Also, while useful as a scare tactic, China’s military leadership is aware that indiscriminate bombing will inevitably result in civilian deaths. Such killings could easily turn generations of Taiwanese into mortal enemies rather than people who might, however reluctantly, accept a return to the “arms of the motherland.” In addition, Taiwan also has missiles, some of which Taipei says could hit Beijing.

Kitsch Liao, a military and cyber consultant at Taipei-based Doublethink Lab who has also studied Chinese invasion scenarios, told Fox News Digital that apart from the terrain and the fact that there is only a relatively short window when the Taiwan Strait is fairly calm. for a reasonably safe navy crossing, people often overlook simple logistics. “Typically, any military unit has no more than three days of supplies with them,” says Liao, “which means that they need to either replenish or collect everything that is possible from the field.

Liao points out that ammunition is heavy, bulky, and runs out quickly. The PLA cannot, except in isolated cases, use munitions captured in Taiwan. “That means they have to bring in a huge amount of equipment,” Liao says.

“A successful landing would be a Pyrrhic victory for China. Landing craft far from their mission would potentially need to go back and forth across the Taiwan Strait (becoming extremely vulnerable and lucrative targets) to provide coastal forces with supplies. Liao said.


Just because an invasion of Taiwan would be a painfully bad idea doesn’t mean China won’t try, but some observers believe the reality of an invasion is probably the last option, not the first.

Many military experts and observers of China agree that “suffocation” scenarios such as a lockdown would be far more effective than putting to death perhaps hundreds of thousands of Chinese soldiers and then sending perhaps a million soldiers to pacify Taiwan. .

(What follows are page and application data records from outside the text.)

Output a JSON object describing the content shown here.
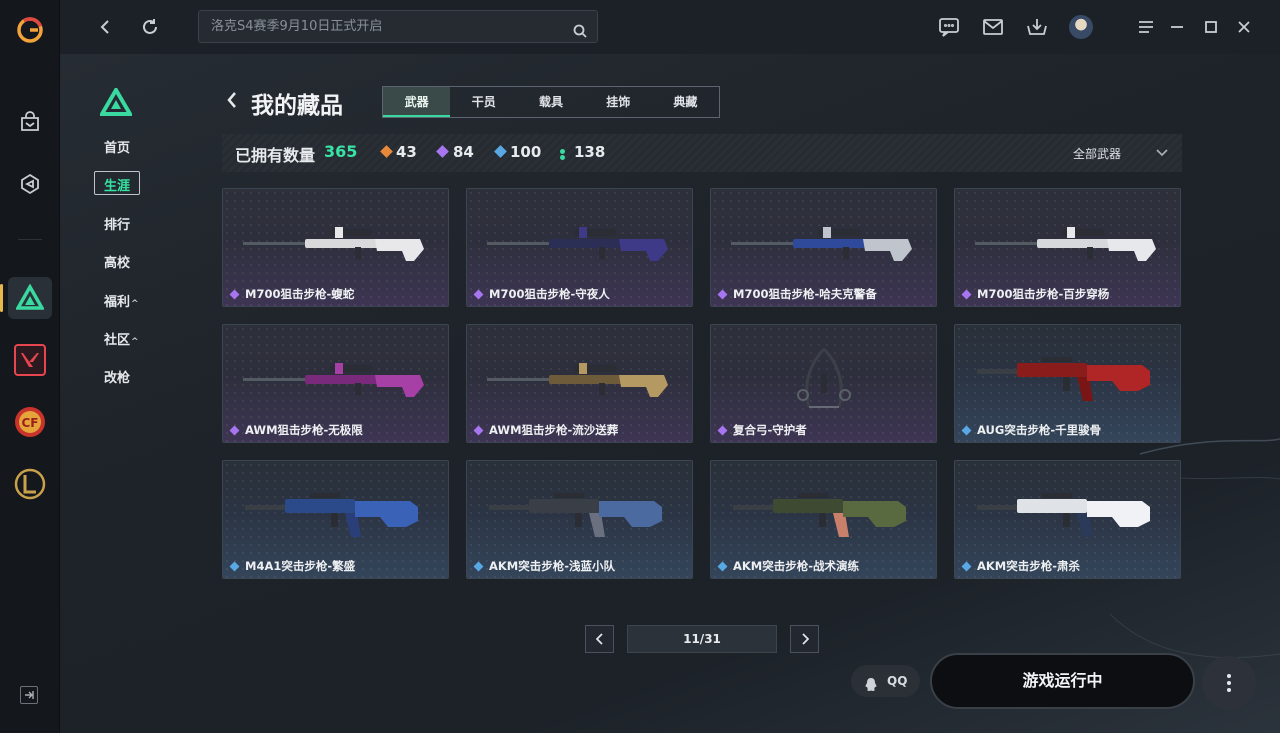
{
  "topbar": {
    "search_placeholder": "洛克S4赛季9月10日正式开启"
  },
  "submenu": {
    "items": [
      {
        "label": "首页"
      },
      {
        "label": "生涯"
      },
      {
        "label": "排行"
      },
      {
        "label": "高校"
      },
      {
        "label": "福利",
        "caret": "^"
      },
      {
        "label": "社区",
        "caret": "^"
      },
      {
        "label": "改枪"
      }
    ]
  },
  "page": {
    "title": "我的藏品",
    "tabs": [
      "武器",
      "干员",
      "载具",
      "挂饰",
      "典藏"
    ]
  },
  "stats": {
    "owned_label": "已拥有数量",
    "total": "365",
    "counts": [
      {
        "value": "43",
        "color": "#e8883a"
      },
      {
        "value": "84",
        "color": "#a875f0"
      },
      {
        "value": "100",
        "color": "#58a9e3"
      },
      {
        "value": "138",
        "color": "#39d9a0"
      }
    ],
    "filter_label": "全部武器"
  },
  "cards": [
    {
      "name": "M700狙击步枪-蝮蛇",
      "rarity": "purple"
    },
    {
      "name": "M700狙击步枪-守夜人",
      "rarity": "purple"
    },
    {
      "name": "M700狙击步枪-哈夫克警备",
      "rarity": "purple"
    },
    {
      "name": "M700狙击步枪-百步穿杨",
      "rarity": "purple"
    },
    {
      "name": "AWM狙击步枪-无极限",
      "rarity": "purple"
    },
    {
      "name": "AWM狙击步枪-流沙送葬",
      "rarity": "purple"
    },
    {
      "name": "复合弓-守护者",
      "rarity": "purple"
    },
    {
      "name": "AUG突击步枪-千里骏骨",
      "rarity": "blue"
    },
    {
      "name": "M4A1突击步枪-繁盛",
      "rarity": "blue"
    },
    {
      "name": "AKM突击步枪-浅蓝小队",
      "rarity": "blue"
    },
    {
      "name": "AKM突击步枪-战术演练",
      "rarity": "blue"
    },
    {
      "name": "AKM突击步枪-肃杀",
      "rarity": "blue"
    }
  ],
  "pager": {
    "label": "11/31"
  },
  "bottom": {
    "qq_label": "QQ",
    "run_label": "游戏运行中"
  },
  "colors": {
    "accent": "#39d9a0",
    "rarity_purple": "#a875f0",
    "rarity_blue": "#58a9e3"
  }
}
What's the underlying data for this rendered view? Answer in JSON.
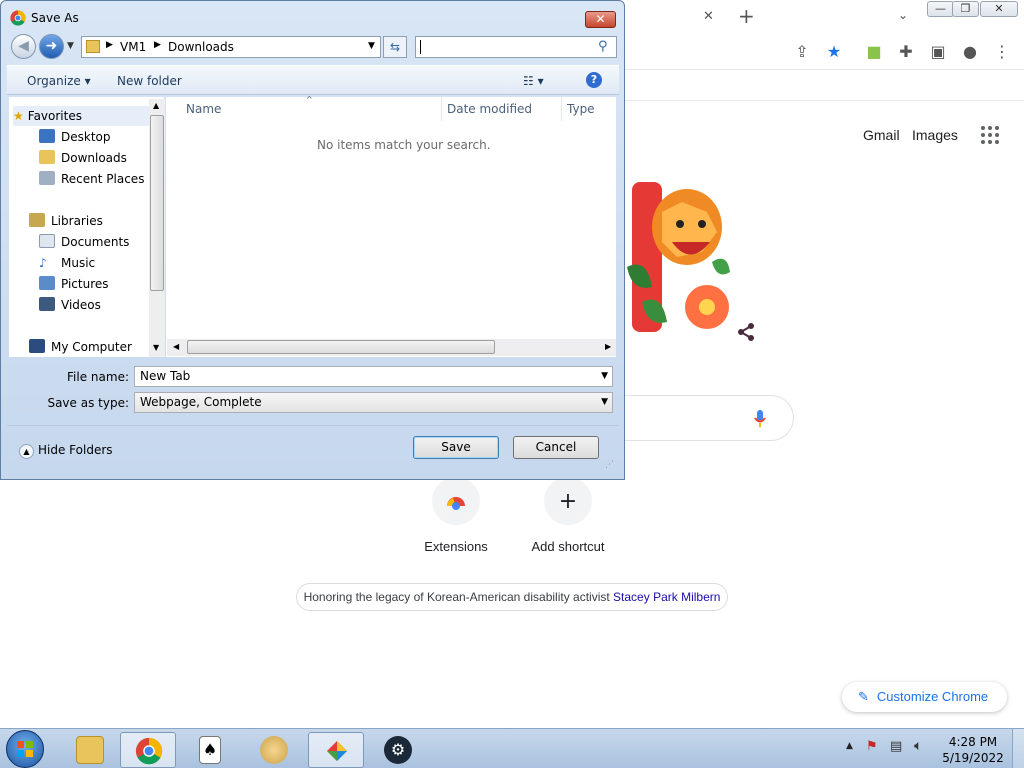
{
  "browser": {
    "tab_close": "✕",
    "new_tab": "+",
    "header_links": {
      "gmail": "Gmail",
      "images": "Images"
    },
    "shortcuts": [
      {
        "label": "Extensions"
      },
      {
        "label": "Add shortcut",
        "icon": "+"
      }
    ],
    "honor_text": "Honoring the legacy of Korean-American disability activist ",
    "honor_link": "Stacey Park Milbern",
    "customize_label": "Customize Chrome"
  },
  "dialog": {
    "title": "Save As",
    "address_path": [
      "VM1",
      "Downloads"
    ],
    "search_value": "",
    "toolbar": {
      "organize": "Organize",
      "new_folder": "New folder"
    },
    "nav": {
      "favorites_header": "Favorites",
      "favorites": [
        "Desktop",
        "Downloads",
        "Recent Places"
      ],
      "libraries_header": "Libraries",
      "libraries": [
        "Documents",
        "Music",
        "Pictures",
        "Videos"
      ],
      "computer": "My Computer"
    },
    "columns": [
      "Name",
      "Date modified",
      "Type"
    ],
    "empty_message": "No items match your search.",
    "file_name_label": "File name:",
    "file_name_value": "New Tab",
    "save_type_label": "Save as type:",
    "save_type_value": "Webpage, Complete",
    "save_button": "Save",
    "cancel_button": "Cancel",
    "hide_folders": "Hide Folders"
  },
  "taskbar": {
    "time": "4:28 PM",
    "date": "5/19/2022"
  },
  "colors": {
    "accent": "#1a73e8",
    "dialog_bg": "#d9e6f5",
    "taskbar": "#b7cce5"
  }
}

“Xi Jinping may suffer from a god complex who does not see the dire risks involved in invading Taiwan. A rational strategic leader would choose a different course of action, such as a long-term coercive campaign to isolate and blockade Taiwan,” said Taiwan expert Yang Easton.

When asked Speaker of the House Nancy Pelosi should visit the island nation, Easton told Fox News Digital that the US should not be intimidated by Beijing’s threats. “It is very important that American leaders visit Taipei and make it clear that the United States stands in solidarity with democracies at risk,” he said.

“Upcoming visits in the face of coercion will play into the hands of the Chinese Communist Party.”


Easton – Senior Director and Fellow in Virginia Project 2049 Institute and wrote the book The Threat of Chinese Invasion.

His book gives examples of the literal and figurative minefields that the People’s Liberation Army, Navy and Air Force could fall into if they try to liberate Taiwan. Easton and others further note that there was certainly no possibility of surprise; preparations for an invasion cannot be hidden.

Islands are often associated with coastlines or sandy beaches, but there are surprisingly few of them in Taiwan. In addition, according to National Geographic magazine, about 75% of the island is covered in mountains, with more than 200 of Taiwan’s peaks reaching over 9,000 feet.

Easton lists 14 beaches in Taiwan that could be invasion options, but writes, “Unfortunately for the Chinese generals…Taiwan’s 770-mile coastline is completely unsuitable for amphibious operations.”


Another problem is the Taiwanese-controlled Matsu Islands, and especially Kinmen (formerly known as Quemoy), both located off the coast of China. These mini-fortresses would not be easy to destroy, but had to be captured before any attack on the Taiwan mainland.

Pelosi’s trip to the region began on Sunday. She will lead delegations to Singapore, Malaysia, South Korea and Japan, but Taiwan is not on her officially announced schedule.